Well, finally got something to add to this poor thread: field testing results for the skidplate from Andrew's Adventurersworkshop. I went down to the Kernville WARPED AdvRider event last weekend. I logged about 6-700 road miles and about 100 dirt (terrible ratio but the meet wasn't close to me).
Under light use (tarmac) the skidplate has performed flawlessly. As expected the skidplate is quieter than the stock Aluminum plate, likely by reflecting less engine noise. It also does a good job of deflecting debris thrown up by the front wheel (except for the piece of sheet metal I found recently but no skidplate would have helped in that situation).
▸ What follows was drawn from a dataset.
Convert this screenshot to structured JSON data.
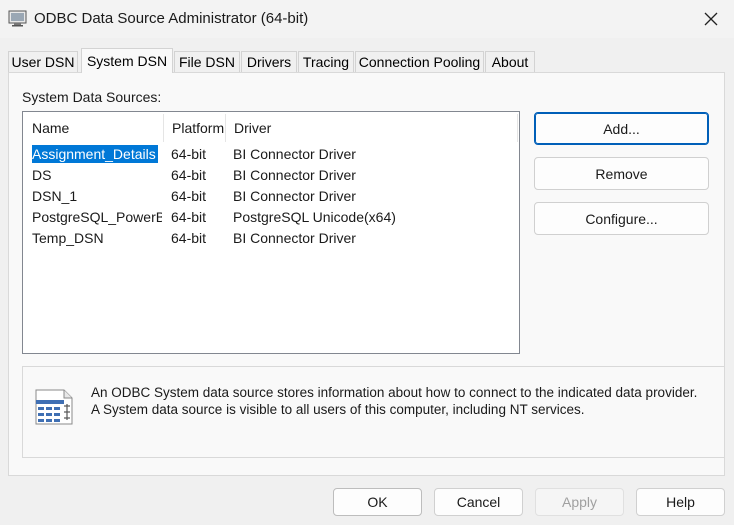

Under medium use (off-road w/out high centering) the skidplate has performed well. It does a fair job of deflecting debris thrown by the front wheel, but did not deflect all in the muddy conditions encountered last weekend. I wonder what skidplate (shy of the rallye types) would do this. Here are some pics:
I also feel it faired well against small to medium-sized rocks flung by the front wheel. Throughout the weekend I hear many "thunks" as rocks spit up and deflected away from the skidplate and found no damage. I am in the process of cleaning the bike and will post pics if any damage is found.
This leaves the heavy-duty off-road use category. I have failed to find any obstacles within reach of my skill levels when I visited around Kernville (MotoMike found some for himself but I will leave that story to him
). I hope to visit another OHV park in the eastern Diablos soon as I saw good rock formations that I should be able to use soon.
Big question to the interested parties: how important is high-centering in your riding? Anyone ever destroyed a skidplate on their bike? Did it do its job but require replacement or did it not do its job in any way? I am planning on finding a local curb and high centering just to give it the final test - is this what you potential buyers want to see?